FAQs – Part 2
Thank you for following along on my journey! I am currently in hot and humid Kentucky, having a blast visiting family and friends – and trying to stay cool! Reminder to self for next summer – stay in the cool crisp air of the mountains and don’t head south until the dog days of summer are gone!
I get lots of questions about living and travelling full-time in an RV, and received positive feedback from the first set of questions/answers, so here’s Part 2:
Feel free to connect with me:
Q: Does living in an RV save money?
A: No. Yes. Well, it depends. The cost of RVing is a very complex topic as it varies dramatically based on the individual and desired lifestyle. Just as rent and mortgages vary from person to person, the cost of RV’s and camping sites have a dramatic range.
The majority of expenses remain similar for most people regardless of their lifestyle choices: groceries, dining out, insurance, healthcare, loan payments, vehicle registration, etc. Rent or mortgage, utilities and house expenses are replaced with expense related to an RV – cost of the unit, nightly camping fees, maintenance, and fuel.
Camping fees can range from zero to $150 per night. Typically, $20-$45 is a realistic range for one night of camping, and sometimes this can be reduced with weekly or monthly discounts. I budget $30 per night – $900 per month for overnight costs.
Fuel is one of those expenses that is controllable and directly correlates to distance traveled. Fuel costs can be lower by staying in one campground for a week, and fuel expenses obviously go up if you are driving hundreds of miles every day and just stopping for one night.
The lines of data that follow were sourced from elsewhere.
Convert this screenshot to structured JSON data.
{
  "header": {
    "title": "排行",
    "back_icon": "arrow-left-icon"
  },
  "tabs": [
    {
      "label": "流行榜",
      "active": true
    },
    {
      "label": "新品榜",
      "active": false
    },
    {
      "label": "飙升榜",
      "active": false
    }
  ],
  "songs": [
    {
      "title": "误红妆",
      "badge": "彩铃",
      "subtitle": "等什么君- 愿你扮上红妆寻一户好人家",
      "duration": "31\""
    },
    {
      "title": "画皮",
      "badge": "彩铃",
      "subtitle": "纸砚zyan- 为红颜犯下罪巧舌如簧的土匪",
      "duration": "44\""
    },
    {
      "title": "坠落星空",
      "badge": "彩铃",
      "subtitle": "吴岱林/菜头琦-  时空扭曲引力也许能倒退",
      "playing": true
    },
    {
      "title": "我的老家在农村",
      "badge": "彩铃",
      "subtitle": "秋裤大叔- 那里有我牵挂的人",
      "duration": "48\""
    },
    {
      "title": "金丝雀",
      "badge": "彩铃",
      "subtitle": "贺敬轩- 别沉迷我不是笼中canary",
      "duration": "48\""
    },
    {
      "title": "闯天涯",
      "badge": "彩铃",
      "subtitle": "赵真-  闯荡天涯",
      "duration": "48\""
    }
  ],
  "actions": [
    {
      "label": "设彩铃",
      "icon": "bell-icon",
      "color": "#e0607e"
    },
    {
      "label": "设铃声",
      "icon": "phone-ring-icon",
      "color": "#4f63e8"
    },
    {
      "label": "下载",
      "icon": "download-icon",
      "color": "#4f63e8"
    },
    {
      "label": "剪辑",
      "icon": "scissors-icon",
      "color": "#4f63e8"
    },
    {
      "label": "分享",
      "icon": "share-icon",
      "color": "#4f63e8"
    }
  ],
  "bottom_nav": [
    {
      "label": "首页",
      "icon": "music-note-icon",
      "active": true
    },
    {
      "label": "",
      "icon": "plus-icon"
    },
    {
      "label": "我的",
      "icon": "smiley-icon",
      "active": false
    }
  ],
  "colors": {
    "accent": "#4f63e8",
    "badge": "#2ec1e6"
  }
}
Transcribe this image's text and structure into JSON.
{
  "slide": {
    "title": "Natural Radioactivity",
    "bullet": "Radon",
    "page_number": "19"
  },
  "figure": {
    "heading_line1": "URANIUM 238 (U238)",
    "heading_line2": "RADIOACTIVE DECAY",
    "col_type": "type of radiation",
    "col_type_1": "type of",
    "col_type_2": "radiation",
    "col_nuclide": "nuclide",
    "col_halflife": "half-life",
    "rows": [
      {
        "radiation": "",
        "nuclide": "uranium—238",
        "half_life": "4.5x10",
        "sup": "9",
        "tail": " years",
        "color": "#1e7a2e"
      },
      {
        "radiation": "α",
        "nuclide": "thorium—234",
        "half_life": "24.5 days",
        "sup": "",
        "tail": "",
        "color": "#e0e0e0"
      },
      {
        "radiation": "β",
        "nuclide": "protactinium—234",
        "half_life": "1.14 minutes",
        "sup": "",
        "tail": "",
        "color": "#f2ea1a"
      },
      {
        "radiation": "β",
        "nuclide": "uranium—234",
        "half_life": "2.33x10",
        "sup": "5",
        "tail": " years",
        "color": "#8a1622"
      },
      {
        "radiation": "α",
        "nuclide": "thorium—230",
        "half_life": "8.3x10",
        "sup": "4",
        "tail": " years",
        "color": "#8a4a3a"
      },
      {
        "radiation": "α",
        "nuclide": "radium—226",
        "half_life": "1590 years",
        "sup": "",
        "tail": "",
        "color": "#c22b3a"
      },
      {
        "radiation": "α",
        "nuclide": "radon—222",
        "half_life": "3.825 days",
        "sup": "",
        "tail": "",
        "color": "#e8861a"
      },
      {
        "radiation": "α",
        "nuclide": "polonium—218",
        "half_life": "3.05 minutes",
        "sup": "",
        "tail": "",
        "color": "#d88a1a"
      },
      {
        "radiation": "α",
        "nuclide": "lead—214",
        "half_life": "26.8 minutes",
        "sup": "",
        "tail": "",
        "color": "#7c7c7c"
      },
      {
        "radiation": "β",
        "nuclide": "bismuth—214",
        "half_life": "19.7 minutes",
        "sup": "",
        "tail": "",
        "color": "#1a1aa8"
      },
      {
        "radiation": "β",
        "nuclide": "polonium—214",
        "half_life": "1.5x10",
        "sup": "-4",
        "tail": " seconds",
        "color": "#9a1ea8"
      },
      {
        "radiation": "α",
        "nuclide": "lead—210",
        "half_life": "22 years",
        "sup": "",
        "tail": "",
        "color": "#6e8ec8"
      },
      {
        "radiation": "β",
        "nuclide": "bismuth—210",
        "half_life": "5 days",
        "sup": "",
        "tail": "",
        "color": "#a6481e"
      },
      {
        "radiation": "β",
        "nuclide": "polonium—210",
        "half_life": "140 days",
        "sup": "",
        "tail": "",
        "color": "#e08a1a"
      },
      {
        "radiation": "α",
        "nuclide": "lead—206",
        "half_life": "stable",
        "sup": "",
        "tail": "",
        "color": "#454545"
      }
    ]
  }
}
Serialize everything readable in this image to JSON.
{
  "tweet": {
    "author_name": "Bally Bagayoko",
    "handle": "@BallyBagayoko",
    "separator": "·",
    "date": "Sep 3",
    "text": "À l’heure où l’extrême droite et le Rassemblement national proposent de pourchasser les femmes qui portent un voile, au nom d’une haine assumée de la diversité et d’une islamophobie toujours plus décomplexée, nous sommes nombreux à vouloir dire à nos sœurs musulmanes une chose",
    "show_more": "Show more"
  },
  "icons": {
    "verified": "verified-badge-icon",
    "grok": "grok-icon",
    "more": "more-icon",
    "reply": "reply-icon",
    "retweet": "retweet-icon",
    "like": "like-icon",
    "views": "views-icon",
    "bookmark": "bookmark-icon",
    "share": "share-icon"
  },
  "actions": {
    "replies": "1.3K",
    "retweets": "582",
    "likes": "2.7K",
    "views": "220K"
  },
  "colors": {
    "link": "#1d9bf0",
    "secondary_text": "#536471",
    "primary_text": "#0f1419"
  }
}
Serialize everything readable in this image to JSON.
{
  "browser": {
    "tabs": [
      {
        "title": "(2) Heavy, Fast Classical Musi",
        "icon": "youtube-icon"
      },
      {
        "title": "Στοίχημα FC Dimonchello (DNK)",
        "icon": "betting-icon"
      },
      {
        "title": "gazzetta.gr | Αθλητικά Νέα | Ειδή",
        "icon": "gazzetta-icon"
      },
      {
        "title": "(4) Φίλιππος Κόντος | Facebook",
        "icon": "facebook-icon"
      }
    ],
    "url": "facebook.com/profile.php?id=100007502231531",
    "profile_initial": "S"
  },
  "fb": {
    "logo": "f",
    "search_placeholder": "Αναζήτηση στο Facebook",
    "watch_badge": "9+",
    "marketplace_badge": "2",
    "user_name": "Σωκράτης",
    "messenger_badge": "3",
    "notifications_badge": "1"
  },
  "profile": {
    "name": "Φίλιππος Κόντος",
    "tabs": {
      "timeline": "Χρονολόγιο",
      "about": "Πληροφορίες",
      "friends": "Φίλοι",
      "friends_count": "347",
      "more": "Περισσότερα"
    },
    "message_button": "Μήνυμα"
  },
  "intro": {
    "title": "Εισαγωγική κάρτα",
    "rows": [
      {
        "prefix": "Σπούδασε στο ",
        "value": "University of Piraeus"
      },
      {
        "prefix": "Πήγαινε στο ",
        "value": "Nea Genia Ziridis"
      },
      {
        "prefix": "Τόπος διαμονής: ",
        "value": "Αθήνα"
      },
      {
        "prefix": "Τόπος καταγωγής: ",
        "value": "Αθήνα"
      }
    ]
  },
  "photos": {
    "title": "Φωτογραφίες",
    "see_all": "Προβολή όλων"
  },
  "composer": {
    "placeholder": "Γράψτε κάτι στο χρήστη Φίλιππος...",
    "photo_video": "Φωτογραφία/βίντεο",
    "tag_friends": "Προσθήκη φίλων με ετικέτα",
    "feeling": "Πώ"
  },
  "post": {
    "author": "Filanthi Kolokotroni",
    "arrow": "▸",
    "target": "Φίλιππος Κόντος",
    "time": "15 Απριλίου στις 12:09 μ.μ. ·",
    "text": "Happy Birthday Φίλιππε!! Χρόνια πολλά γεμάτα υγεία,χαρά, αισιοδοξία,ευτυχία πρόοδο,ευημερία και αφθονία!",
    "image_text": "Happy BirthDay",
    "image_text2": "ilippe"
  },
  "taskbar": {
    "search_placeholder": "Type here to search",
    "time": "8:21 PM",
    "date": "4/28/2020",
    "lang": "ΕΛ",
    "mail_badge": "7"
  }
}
I am tracking my budget and after I have some additional months under my belt, I will be able to speak more accurately about expenses based on my actual experiences. Stay tuned in the coming months.
“Your life is happening now, right in front of you.” – Evelyn Robin, Christopher Robin movie
Q: What is the most challenging part of fulltiming?
A: Campground reservations present the biggest challenge. I have eight apps on my phone and five websites that I use to locate camp sites. There is just no single source listing all campgrounds, and basic internet searches produce different results and then the majority of state and national campgrounds redirect to yet other sites to check availability and make reservations.
Many private RV parks still rely on reaching out to them via a telephone call, leaving a message, awaiting a call back and then having a conversation about availability, cost and potentially making a reservation.
I have come to realize that campground reservations are entirely more complex than hotel reservations – the size/length/width of your rig must fit and there are multiple types of hook-ups available (water/electric/sewer). People typically reserve a specific site based on shade/sun/location/etc., which is very different than reserving a hotel room with a king bed, and the hotel assigns a specific room upon check-in which gives them flexibility to virtually move people around prior to check-in.
Fortunately, if making reservations remains the most challenging hurdle, this will continue to be a fun journey! I’ll gladly deal with it!
“A ship is safe in the harbor, but that’s not what ships are built for.” – Gael Attal, Poet
Q: How’s my cats?
A: My two cats, Ollie and Josie, seem to have adapted well to the nomadic lifestyle. On moving days, they ride in the truck with me – not in the trailer. They settle in after a few minutes and tolerate the ride.
They seem relaxed in the trailer and content with looking out the windows and doing whatever it is cats do – mainly just chill out! They act the same as they did in a house – occasionally chase each other around, play with toys, sit on a perch or find a hidden spot for a nap. I have also been known to harass them with a laser pointer that they run after and pounce on!
“I always get to where I’m going by walking away from where I’ve been.” — Winnie The Pooh
Q: Health insurance?
A: Yes, my choice is that having health insurance is important for me. I do not have health benefits from a previous employer, so I have researched this topic thoroughly and learned to maneuver through the maze.
The Affordable Care Act (ACA), also known as ObamaCare, has opened the private marketplace making health insurance readily available. I have health insurance purchased through the Affordable Care Act (ACA). I totally understand everyone has different experiences and opinions of the ACA, and like most things it is far from perfect but it has worked well for me so far.
Several people have asked for a tour of the rig, so I am gradually working on a video tour! Might be a couple weeks, but it is in the works. I’ll continue posting about once a week.
If you have a question, just ping me!